Prompt:
All the lines below should appear again unchanged, though their pictures should not.

The records:
-*-*-

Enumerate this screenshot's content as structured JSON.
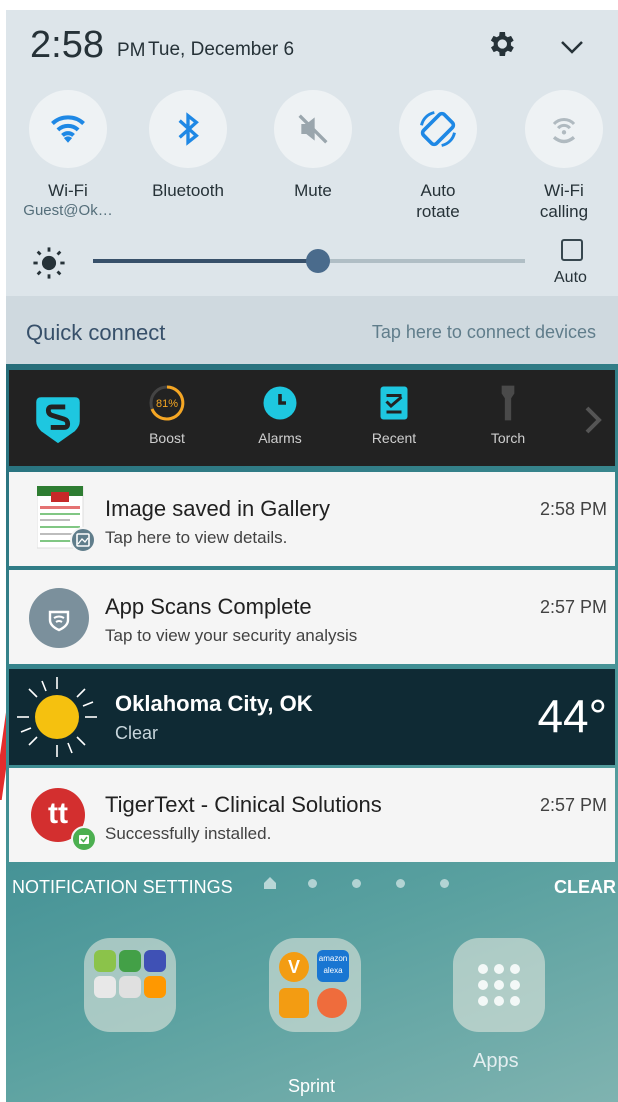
{
  "status": {
    "time": "2:58",
    "ampm": "PM",
    "date": "Tue, December 6"
  },
  "quick_settings": {
    "tiles": [
      {
        "label": "Wi-Fi",
        "sub": "Guest@Ok…",
        "icon": "wifi-icon",
        "active": true
      },
      {
        "label": "Bluetooth",
        "sub": "",
        "icon": "bluetooth-icon",
        "active": true
      },
      {
        "label": "Mute",
        "sub": "",
        "icon": "mute-icon",
        "active": false
      },
      {
        "label": "Auto rotate",
        "sub": "",
        "icon": "auto-rotate-icon",
        "active": true
      },
      {
        "label": "Wi-Fi calling",
        "sub": "",
        "icon": "wifi-calling-icon",
        "active": false
      }
    ],
    "brightness_level": 0.52,
    "auto_label": "Auto",
    "auto_checked": false
  },
  "quick_connect": {
    "title": "Quick connect",
    "hint": "Tap here to connect devices"
  },
  "toolbar": {
    "boost_percent": "81%",
    "items": [
      "Boost",
      "Alarms",
      "Recent",
      "Torch"
    ]
  },
  "notifications": [
    {
      "title": "Image saved in Gallery",
      "text": "Tap here to view details.",
      "time": "2:58 PM"
    },
    {
      "title": "App Scans Complete",
      "text": "Tap to view your security analysis",
      "time": "2:57 PM"
    }
  ],
  "weather": {
    "city": "Oklahoma City, OK",
    "condition": "Clear",
    "temp": "44°"
  },
  "tigertext": {
    "title": "TigerText - Clinical Solutions",
    "text": "Successfully installed.",
    "time": "2:57 PM",
    "logo_text": "tt"
  },
  "footer": {
    "settings": "NOTIFICATION SETTINGS",
    "clear": "CLEAR"
  },
  "home": {
    "apps_label": "Apps",
    "carrier": "Sprint",
    "amazon_text": "amazon",
    "alexa_text": "alexa"
  },
  "colors": {
    "accent": "#1e88e5",
    "toolbar_cyan": "#1ec7e0",
    "boost_orange": "#f5a623"
  }
}
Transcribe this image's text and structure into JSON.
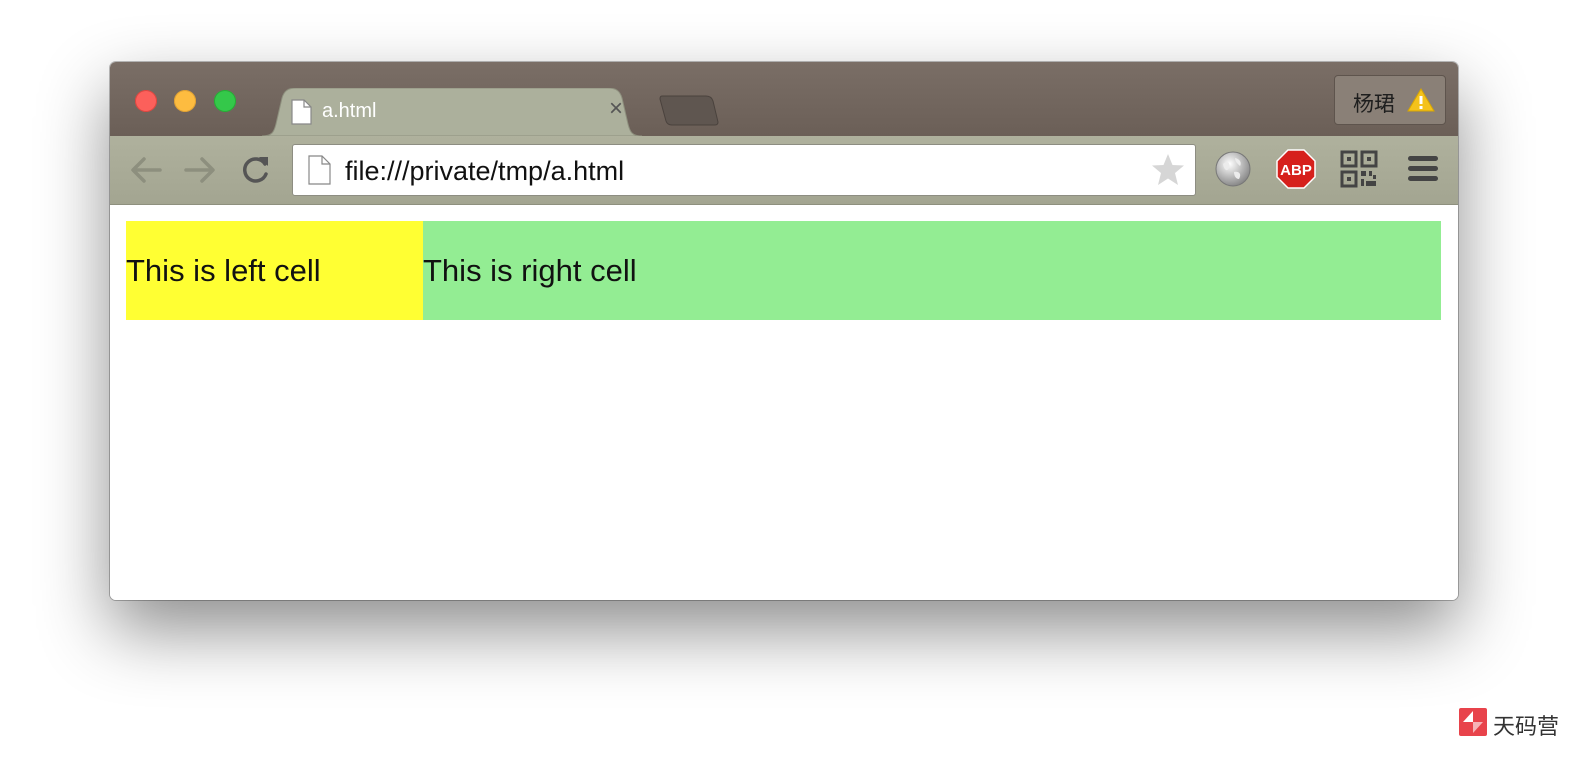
{
  "tab": {
    "title": "a.html",
    "close_label": "×"
  },
  "profile": {
    "name": "杨珺"
  },
  "omnibox": {
    "url": "file:///private/tmp/a.html"
  },
  "extensions": {
    "abp_label": "ABP"
  },
  "content": {
    "left_cell": "This is left cell",
    "right_cell": "This is right cell"
  },
  "colors": {
    "left_cell_bg": "#ffff33",
    "right_cell_bg": "#93ed93"
  },
  "watermark": {
    "text": "天码营"
  },
  "icons": [
    "back-arrow-icon",
    "forward-arrow-icon",
    "reload-icon",
    "page-icon",
    "bookmark-star-icon",
    "globe-icon",
    "adblock-icon",
    "qr-code-icon",
    "menu-icon",
    "warning-icon"
  ]
}
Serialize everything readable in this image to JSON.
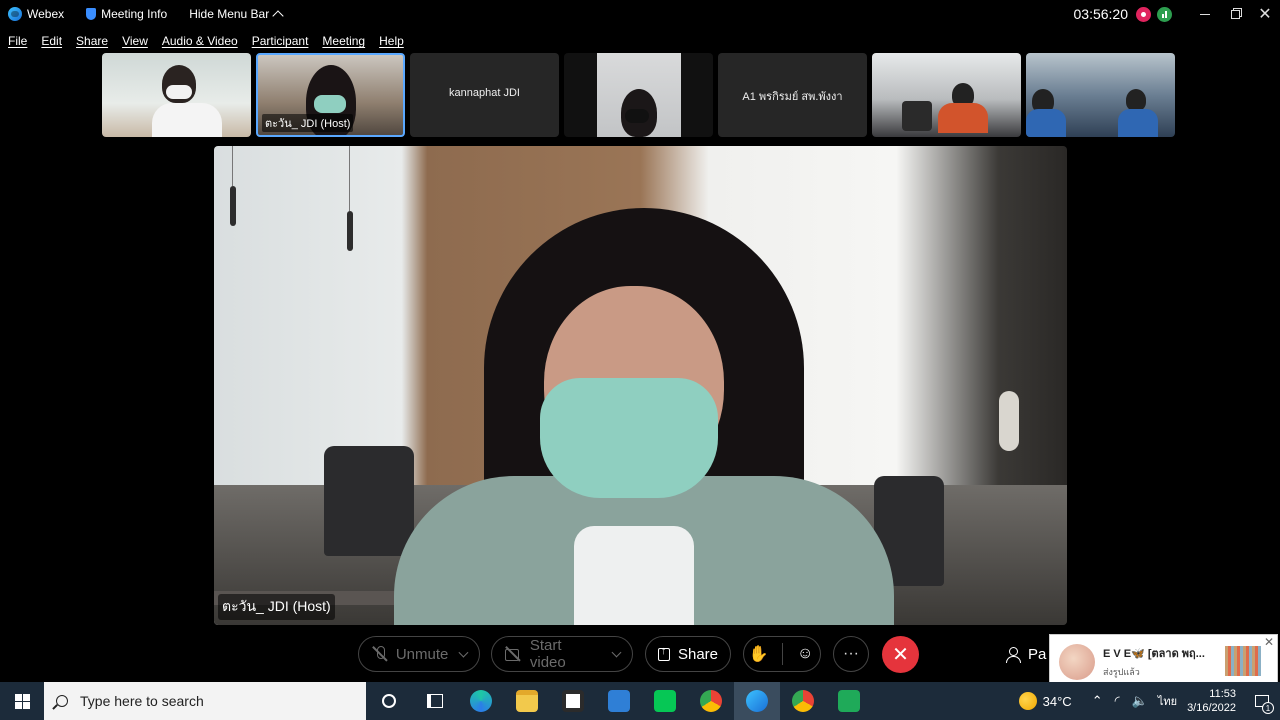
{
  "titlebar": {
    "app_name": "Webex",
    "meeting_info": "Meeting Info",
    "hide_menu": "Hide Menu Bar",
    "timer": "03:56:20"
  },
  "menu": [
    "File",
    "Edit",
    "Share",
    "View",
    "Audio & Video",
    "Participant",
    "Meeting",
    "Help"
  ],
  "thumbnails": [
    {
      "label": "",
      "type": "video"
    },
    {
      "label": "ตะวัน_ JDI (Host)",
      "type": "video",
      "active": true
    },
    {
      "label": "kannaphat JDI",
      "type": "name-only"
    },
    {
      "label": "",
      "type": "video"
    },
    {
      "label": "A1 พรกิรมย์ สพ.พังงา",
      "type": "name-only"
    },
    {
      "label": "",
      "type": "video"
    },
    {
      "label": "",
      "type": "video"
    }
  ],
  "main_video": {
    "speaker_label": "ตะวัน_ JDI (Host)"
  },
  "controls": {
    "unmute": "Unmute",
    "start_video": "Start video",
    "share": "Share",
    "participants_label": "Pa"
  },
  "toast": {
    "title": "E V E🦋 [ตลาด พฤ...",
    "subtitle": "ส่งรูปแล้ว"
  },
  "taskbar": {
    "search_placeholder": "Type here to search",
    "temperature": "34°C",
    "language": "ไทย",
    "time": "11:53",
    "date": "3/16/2022",
    "notification_count": "1"
  },
  "colors": {
    "end_call": "#e5343c",
    "active_border": "#5aa8ff",
    "taskbar": "#1c2b3a"
  }
}
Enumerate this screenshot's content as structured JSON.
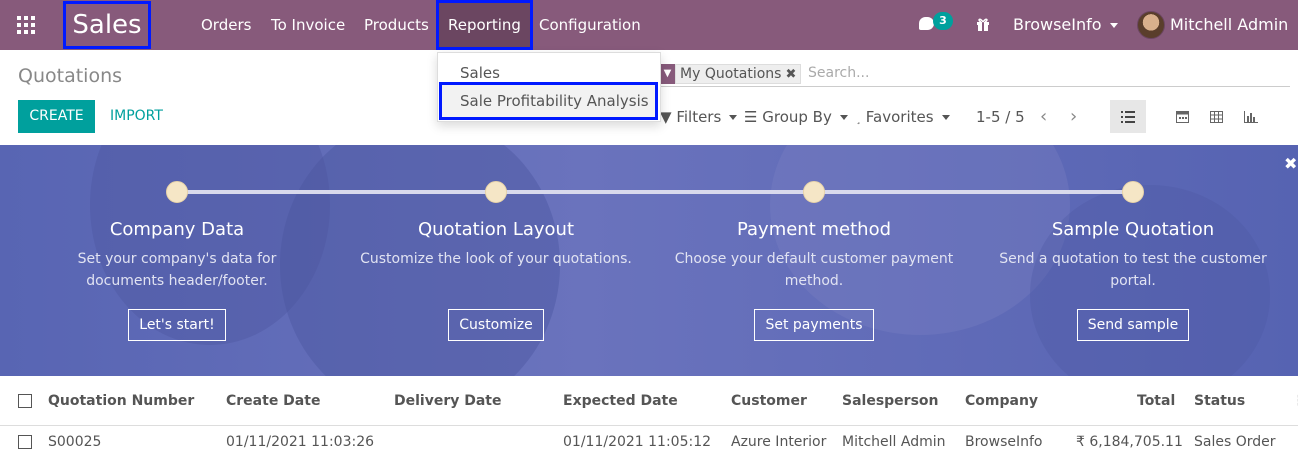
{
  "app": {
    "name": "Sales"
  },
  "nav": {
    "menu": [
      "Orders",
      "To Invoice",
      "Products",
      "Reporting",
      "Configuration"
    ],
    "active_menu": "Reporting",
    "messages_count": "3",
    "company": "BrowseInfo",
    "user": "Mitchell Admin"
  },
  "reporting_dropdown": {
    "items": [
      "Sales",
      "Sale Profitability Analysis"
    ]
  },
  "control_panel": {
    "title": "Quotations",
    "create_label": "CREATE",
    "import_label": "IMPORT",
    "facet": "My Quotations",
    "search_placeholder": "Search...",
    "filters_label": "Filters",
    "groupby_label": "Group By",
    "favorites_label": "Favorites",
    "pager": "1-5 / 5"
  },
  "onboarding": {
    "steps": [
      {
        "title": "Company Data",
        "desc": "Set your company's data for documents header/footer.",
        "button": "Let's start!"
      },
      {
        "title": "Quotation Layout",
        "desc": "Customize the look of your quotations.",
        "button": "Customize"
      },
      {
        "title": "Payment method",
        "desc": "Choose your default customer payment method.",
        "button": "Set payments"
      },
      {
        "title": "Sample Quotation",
        "desc": "Send a quotation to test the customer portal.",
        "button": "Send sample"
      }
    ]
  },
  "table": {
    "columns": [
      "Quotation Number",
      "Create Date",
      "Delivery Date",
      "Expected Date",
      "Customer",
      "Salesperson",
      "Company",
      "Total",
      "Status"
    ],
    "rows": [
      {
        "number": "S00025",
        "create_date": "01/11/2021 11:03:26",
        "delivery_date": "",
        "expected_date": "01/11/2021 11:05:12",
        "customer": "Azure Interior",
        "salesperson": "Mitchell Admin",
        "company": "BrowseInfo",
        "total": "₹ 6,184,705.11",
        "status": "Sales Order"
      }
    ]
  },
  "colors": {
    "navbar": "#875a7b",
    "accent": "#00a09d",
    "highlight": "#0019ff",
    "banner": "#5865b3"
  }
}
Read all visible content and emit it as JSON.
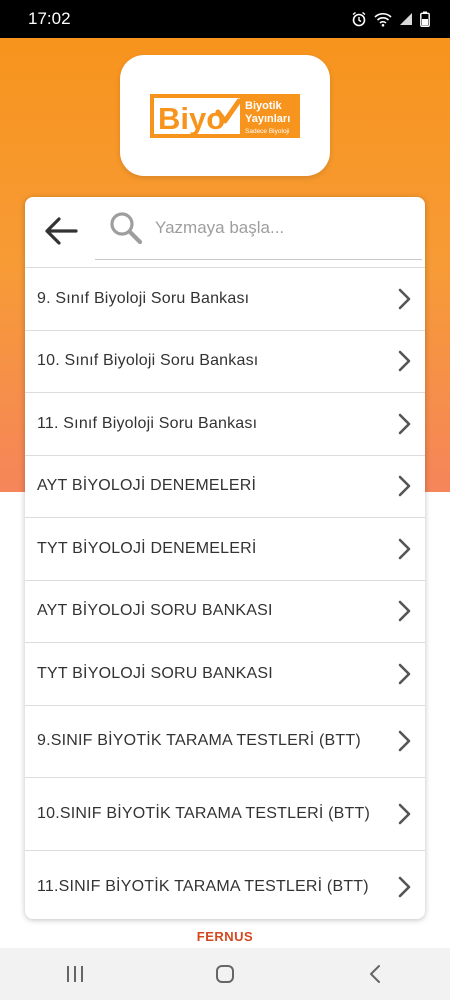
{
  "status_bar": {
    "time": "17:02",
    "icons": [
      "alarm-icon",
      "wifi-icon",
      "signal-icon",
      "battery-icon"
    ]
  },
  "logo": {
    "brand": "Biyo",
    "line1": "Biyotik",
    "line2": "Yayınları",
    "tagline": "Sadece Biyoloji"
  },
  "search": {
    "placeholder": "Yazmaya başla...",
    "value": ""
  },
  "list": {
    "items": [
      {
        "label": "9. Sınıf Biyoloji Soru Bankası"
      },
      {
        "label": "10. Sınıf Biyoloji Soru Bankası"
      },
      {
        "label": "11. Sınıf Biyoloji Soru Bankası"
      },
      {
        "label": "AYT BİYOLOJİ DENEMELERİ"
      },
      {
        "label": "TYT BİYOLOJİ DENEMELERİ"
      },
      {
        "label": "AYT BİYOLOJİ SORU BANKASI"
      },
      {
        "label": "TYT BİYOLOJİ SORU BANKASI"
      },
      {
        "label": "9.SINIF BİYOTİK TARAMA TESTLERİ (BTT)"
      },
      {
        "label": "10.SINIF BİYOTİK TARAMA TESTLERİ (BTT)"
      },
      {
        "label": "11.SINIF BİYOTİK TARAMA TESTLERİ (BTT)"
      }
    ]
  },
  "footer": {
    "brand": "FERNUS"
  },
  "colors": {
    "accent": "#f7941d",
    "footer_brand": "#d4471f"
  },
  "nav_bar": {
    "icons": [
      "recent-apps-icon",
      "home-icon",
      "back-icon"
    ]
  }
}
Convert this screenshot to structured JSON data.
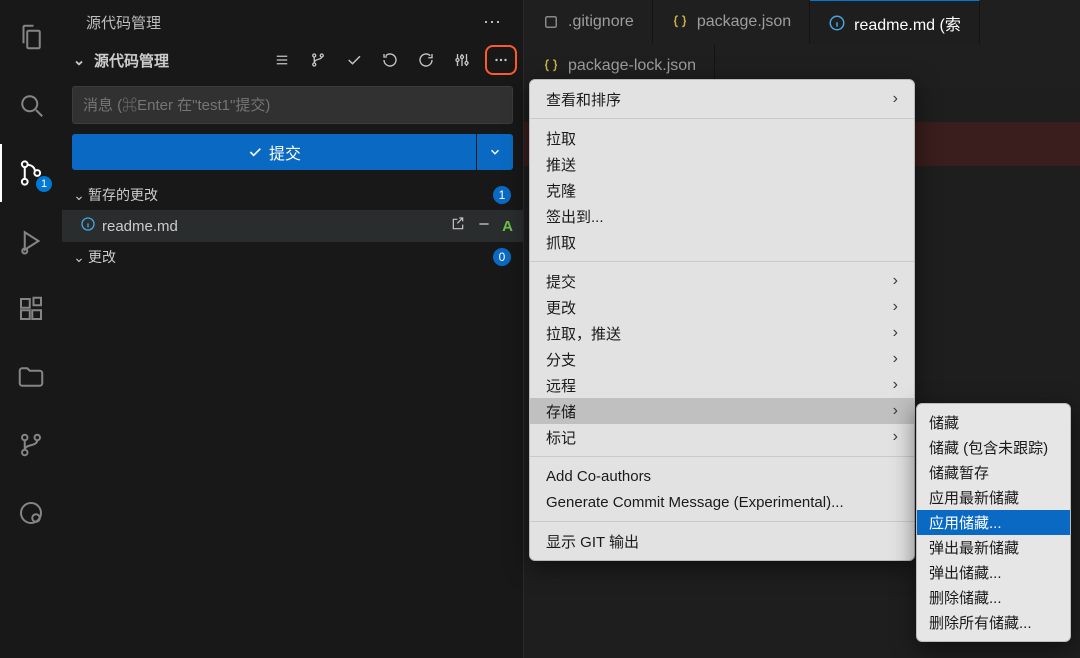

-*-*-

Exercise answer:
Enumerate this screenshot's content as structured JSON.
{
  "status": {
    "time": "2:58",
    "ampm": "PM",
    "date": "Tue, December 6"
  },
  "quick_settings": {
    "tiles": [
      {
        "label": "Wi-Fi",
        "sub": "Guest@Ok…",
        "icon": "wifi-icon",
        "active": true
      },
      {
        "label": "Bluetooth",
        "sub": "",
        "icon": "bluetooth-icon",
        "active": true
      },
      {
        "label": "Mute",
        "sub": "",
        "icon": "mute-icon",
        "active": false
      },
      {
        "label": "Auto rotate",
        "sub": "",
        "icon": "auto-rotate-icon",
        "active": true
      },
      {
        "label": "Wi-Fi calling",
        "sub": "",
        "icon": "wifi-calling-icon",
        "active": false
      }
    ],
    "brightness_level": 0.52,
    "auto_label": "Auto",
    "auto_checked": false
  },
  "quick_connect": {
    "title": "Quick connect",
    "hint": "Tap here to connect devices"
  },
  "toolbar": {
    "boost_percent": "81%",
    "items": [
      "Boost",
      "Alarms",
      "Recent",
      "Torch"
    ]
  },
  "notifications": [
    {
      "title": "Image saved in Gallery",
      "text": "Tap here to view details.",
      "time": "2:58 PM"
    },
    {
      "title": "App Scans Complete",
      "text": "Tap to view your security analysis",
      "time": "2:57 PM"
    }
  ],
  "weather": {
    "city": "Oklahoma City, OK",
    "condition": "Clear",
    "temp": "44°"
  },
  "tigertext": {
    "title": "TigerText - Clinical Solutions",
    "text": "Successfully installed.",
    "time": "2:57 PM",
    "logo_text": "tt"
  },
  "footer": {
    "settings": "NOTIFICATION SETTINGS",
    "clear": "CLEAR"
  },
  "home": {
    "apps_label": "Apps",
    "carrier": "Sprint",
    "amazon_text": "amazon",
    "alexa_text": "alexa"
  },
  "colors": {
    "accent": "#1e88e5",
    "toolbar_cyan": "#1ec7e0",
    "boost_orange": "#f5a623"
  }
}
Transcribe this image's text and structure into JSON.
{
  "tab": {
    "title": "a.html",
    "close_label": "×"
  },
  "profile": {
    "name": "杨珺"
  },
  "omnibox": {
    "url": "file:///private/tmp/a.html"
  },
  "extensions": {
    "abp_label": "ABP"
  },
  "content": {
    "left_cell": "This is left cell",
    "right_cell": "This is right cell"
  },
  "colors": {
    "left_cell_bg": "#ffff33",
    "right_cell_bg": "#93ed93"
  },
  "watermark": {
    "text": "天码营"
  },
  "icons": [
    "back-arrow-icon",
    "forward-arrow-icon",
    "reload-icon",
    "page-icon",
    "bookmark-star-icon",
    "globe-icon",
    "adblock-icon",
    "qr-code-icon",
    "menu-icon",
    "warning-icon"
  ]
}
Serialize everything readable in this image to JSON.
{
  "titlebar": {
    "app_name": "Webex",
    "meeting_info": "Meeting Info",
    "hide_menu": "Hide Menu Bar",
    "timer": "03:56:20"
  },
  "menu": [
    "File",
    "Edit",
    "Share",
    "View",
    "Audio & Video",
    "Participant",
    "Meeting",
    "Help"
  ],
  "thumbnails": [
    {
      "label": "",
      "type": "video"
    },
    {
      "label": "ตะวัน_ JDI (Host)",
      "type": "video",
      "active": true
    },
    {
      "label": "kannaphat JDI",
      "type": "name-only"
    },
    {
      "label": "",
      "type": "video"
    },
    {
      "label": "A1 พรกิรมย์ สพ.พังงา",
      "type": "name-only"
    },
    {
      "label": "",
      "type": "video"
    },
    {
      "label": "",
      "type": "video"
    }
  ],
  "main_video": {
    "speaker_label": "ตะวัน_ JDI (Host)"
  },
  "controls": {
    "unmute": "Unmute",
    "start_video": "Start video",
    "share": "Share",
    "participants_label": "Pa"
  },
  "toast": {
    "title": "E V E🦋 [ตลาด พฤ...",
    "subtitle": "ส่งรูปแล้ว"
  },
  "taskbar": {
    "search_placeholder": "Type here to search",
    "temperature": "34°C",
    "language": "ไทย",
    "time": "11:53",
    "date": "3/16/2022",
    "notification_count": "1"
  },
  "colors": {
    "end_call": "#e5343c",
    "active_border": "#5aa8ff",
    "taskbar": "#1c2b3a"
  }
}
Enumerate this screenshot's content as structured JSON.
{
  "app": {
    "name": "Sales"
  },
  "nav": {
    "menu": [
      "Orders",
      "To Invoice",
      "Products",
      "Reporting",
      "Configuration"
    ],
    "active_menu": "Reporting",
    "messages_count": "3",
    "company": "BrowseInfo",
    "user": "Mitchell Admin"
  },
  "reporting_dropdown": {
    "items": [
      "Sales",
      "Sale Profitability Analysis"
    ]
  },
  "control_panel": {
    "title": "Quotations",
    "create_label": "CREATE",
    "import_label": "IMPORT",
    "facet": "My Quotations",
    "search_placeholder": "Search...",
    "filters_label": "Filters",
    "groupby_label": "Group By",
    "favorites_label": "Favorites",
    "pager": "1-5 / 5"
  },
  "onboarding": {
    "steps": [
      {
        "title": "Company Data",
        "desc": "Set your company's data for documents header/footer.",
        "button": "Let's start!"
      },
      {
        "title": "Quotation Layout",
        "desc": "Customize the look of your quotations.",
        "button": "Customize"
      },
      {
        "title": "Payment method",
        "desc": "Choose your default customer payment method.",
        "button": "Set payments"
      },
      {
        "title": "Sample Quotation",
        "desc": "Send a quotation to test the customer portal.",
        "button": "Send sample"
      }
    ]
  },
  "table": {
    "columns": [
      "Quotation Number",
      "Create Date",
      "Delivery Date",
      "Expected Date",
      "Customer",
      "Salesperson",
      "Company",
      "Total",
      "Status"
    ],
    "rows": [
      {
        "number": "S00025",
        "create_date": "01/11/2021 11:03:26",
        "delivery_date": "",
        "expected_date": "01/11/2021 11:05:12",
        "customer": "Azure Interior",
        "salesperson": "Mitchell Admin",
        "company": "BrowseInfo",
        "total": "₹ 6,184,705.11",
        "status": "Sales Order"
      }
    ]
  },
  "colors": {
    "navbar": "#875a7b",
    "accent": "#00a09d",
    "highlight": "#0019ff",
    "banner": "#5865b3"
  }
}
Read all visible content and emit it as JSON.
{
  "status_bar": {
    "time": "17:02",
    "icons": [
      "alarm-icon",
      "wifi-icon",
      "signal-icon",
      "battery-icon"
    ]
  },
  "logo": {
    "brand": "Biyo",
    "line1": "Biyotik",
    "line2": "Yayınları",
    "tagline": "Sadece Biyoloji"
  },
  "search": {
    "placeholder": "Yazmaya başla...",
    "value": ""
  },
  "list": {
    "items": [
      {
        "label": "9. Sınıf Biyoloji Soru Bankası"
      },
      {
        "label": "10. Sınıf Biyoloji Soru Bankası"
      },
      {
        "label": "11. Sınıf Biyoloji Soru Bankası"
      },
      {
        "label": "AYT BİYOLOJİ DENEMELERİ"
      },
      {
        "label": "TYT BİYOLOJİ DENEMELERİ"
      },
      {
        "label": "AYT BİYOLOJİ SORU BANKASI"
      },
      {
        "label": "TYT BİYOLOJİ SORU BANKASI"
      },
      {
        "label": "9.SINIF BİYOTİK TARAMA TESTLERİ (BTT)"
      },
      {
        "label": "10.SINIF BİYOTİK TARAMA TESTLERİ (BTT)"
      },
      {
        "label": "11.SINIF BİYOTİK TARAMA TESTLERİ (BTT)"
      }
    ]
  },
  "footer": {
    "brand": "FERNUS"
  },
  "colors": {
    "accent": "#f7941d",
    "footer_brand": "#d4471f"
  },
  "nav_bar": {
    "icons": [
      "recent-apps-icon",
      "home-icon",
      "back-icon"
    ]
  }
}
Convert this screenshot to structured JSON data.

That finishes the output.